2. Harvesting Technique:

  • Gently cut: Use clean, sharp scissors or shears to snip the flower clusters. Leave some flowers on the plant for pollinators and future harvests.

  • Storage: Use the flowers immediately for culinary purposes or dry them for later use in teas, syrups, or infusions.

Culinary and Medicinal Uses

Elderflowers have a wide array of applications:

  • Culinary Delights: Use elderflowers to make refreshing teas, syrups, and cocktails. They also enhance the flavor of jams, jellies, and desserts.

  • Health Benefits: Elderflowers are known for their medicinal properties, often used to make teas that may help alleviate cold and flu symptoms and boost the immune system.

Elderflower cultivation is not just about growing a plant; it's a journey into embracing nature's elegance and harnessing its myriad of benefits. From its alluring fragrance to its diverse applications in food and wellness, elderflower embodies both beauty and utility. Cultivating and harvesting elderflower can be a rewarding experience, connecting individuals to age-old traditions while indulging in its delightful offerings. Whether for culinary pleasures or holistic health, the art of elderflower cultivation continues to enchant and enrich lives around the world.

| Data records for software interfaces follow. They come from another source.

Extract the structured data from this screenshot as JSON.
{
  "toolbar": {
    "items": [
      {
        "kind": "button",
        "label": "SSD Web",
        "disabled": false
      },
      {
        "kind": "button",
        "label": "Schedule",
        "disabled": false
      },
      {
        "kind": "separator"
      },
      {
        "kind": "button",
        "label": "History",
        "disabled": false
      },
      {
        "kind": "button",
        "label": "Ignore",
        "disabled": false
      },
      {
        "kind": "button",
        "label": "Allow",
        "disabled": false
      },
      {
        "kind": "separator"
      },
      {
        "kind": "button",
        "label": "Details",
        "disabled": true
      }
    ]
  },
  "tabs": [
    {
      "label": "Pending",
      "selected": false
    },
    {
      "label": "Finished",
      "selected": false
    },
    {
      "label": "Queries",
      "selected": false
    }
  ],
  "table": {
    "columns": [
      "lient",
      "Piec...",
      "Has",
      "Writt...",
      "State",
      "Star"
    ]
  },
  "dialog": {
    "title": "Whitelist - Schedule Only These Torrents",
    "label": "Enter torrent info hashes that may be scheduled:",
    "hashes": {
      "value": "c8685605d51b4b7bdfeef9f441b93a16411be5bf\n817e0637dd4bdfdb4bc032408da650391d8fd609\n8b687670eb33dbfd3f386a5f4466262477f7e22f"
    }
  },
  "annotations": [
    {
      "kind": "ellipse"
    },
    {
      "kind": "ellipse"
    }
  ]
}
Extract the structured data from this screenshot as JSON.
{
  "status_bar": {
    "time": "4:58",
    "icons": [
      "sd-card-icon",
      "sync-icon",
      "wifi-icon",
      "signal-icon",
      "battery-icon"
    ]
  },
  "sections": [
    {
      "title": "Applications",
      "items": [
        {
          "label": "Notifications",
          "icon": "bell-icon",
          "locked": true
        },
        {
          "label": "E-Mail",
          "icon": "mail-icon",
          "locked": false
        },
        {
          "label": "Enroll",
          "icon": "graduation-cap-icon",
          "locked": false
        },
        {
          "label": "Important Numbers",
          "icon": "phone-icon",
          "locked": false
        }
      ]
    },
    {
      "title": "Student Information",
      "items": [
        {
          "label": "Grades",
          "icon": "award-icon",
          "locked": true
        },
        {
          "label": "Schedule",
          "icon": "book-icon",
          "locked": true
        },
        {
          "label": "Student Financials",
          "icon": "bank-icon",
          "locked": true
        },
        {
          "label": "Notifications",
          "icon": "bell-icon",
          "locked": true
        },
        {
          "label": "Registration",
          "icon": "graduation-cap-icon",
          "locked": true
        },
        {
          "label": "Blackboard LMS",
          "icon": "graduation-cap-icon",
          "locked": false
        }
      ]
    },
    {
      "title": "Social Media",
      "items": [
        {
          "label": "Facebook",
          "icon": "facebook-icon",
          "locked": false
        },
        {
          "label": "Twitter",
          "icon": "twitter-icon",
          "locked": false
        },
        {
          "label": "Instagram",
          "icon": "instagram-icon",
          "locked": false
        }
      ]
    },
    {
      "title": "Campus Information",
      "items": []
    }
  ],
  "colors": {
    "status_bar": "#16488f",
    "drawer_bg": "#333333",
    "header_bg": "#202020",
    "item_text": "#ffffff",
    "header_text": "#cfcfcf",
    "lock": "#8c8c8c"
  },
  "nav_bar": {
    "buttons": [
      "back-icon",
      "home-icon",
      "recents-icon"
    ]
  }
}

The Art of Cultivating Elderflower: A Guide to Growing and Harvesting Elegance

Elderflower, a delicate and fragrant blossom, has a rich history steeped in tradition and herbal lore. Its exquisite aroma and versatile uses in culinary and medicinal realms have made it a sought-after plant for cultivation. Revered for centuries, elderflower not only captivates with its beauty but also offers a myriad of benefits.

Understanding Elderflower

Botanical Background: Elderflower originates from the elder tree, scientifically known as Sambucus nigra. This deciduous shrub or small tree produces clusters of creamy-white flowers in late spring to early summer, followed by dark purple elderberries in the fall. The flowerheads consist of tiny, star-shaped blossoms with a delicate, sweet fragrance.

Cultural Significance: Historically, elderflower holds significance in various cultures. It's been associated with folklore, believed to possess protective qualities against evil spirits and used in traditional remedies for ailments ranging from colds to arthritis.

Cultivation Process

Choosing the Right Location: Elderflowers thrive in moist, well-drained soil and partial to full sunlight. Select a spot with good air circulation to prevent mildew and ensure adequate sunlight for healthy growth.

Planting Elderflower: When planting, consider spacing as elder trees can spread. They can be propagated from seeds or cuttings, but cuttings are a more common method due to their reliability and quicker results. Planting in early spring or late autumn provides the best conditions for establishment.

Maintenance and Care: Regular watering, especially during dry spells, is crucial in the first couple of years. Mulching around the base of the plant helps retain moisture and suppresses weeds. Pruning in late winter promotes healthy growth and flowering in the following season.

Harvesting Elderflower

Timing: The ideal time to harvest elderflower is when the blossoms are fully open and at their most fragrant, usually in late spring to early summer. Select flowers that are freshly opened and free from any browning.

Harvesting Techniques: Use sharp scissors or pruning shears to cut the entire flowerhead from the tree, leaving a portion of the stem intact. Be mindful not to strip all the flowers, allowing some to develop into elderberries for later use.

Post-Harvest Processing: After harvesting, gently shake the flowers to remove any insects or debris. Elderflower is commonly used fresh but can also be dried for later use in teas or culinary recipes. Store in a cool, dry place away from direct sunlight.

Utilizing Elderflower

Culinary Delights: Elderflower's floral and slightly sweet flavor makes it a popular ingredient in various culinary creations. From elderflower cordials and syrups to jams, cakes, and even cocktails, its versatility in the kitchen is vast.

Medicinal Uses: Traditionally, elderflower has been used in teas and tinctures for its potential health benefits. It's believed to have anti-inflammatory and immune-boosting properties, aiding in colds, flu, and respiratory issues.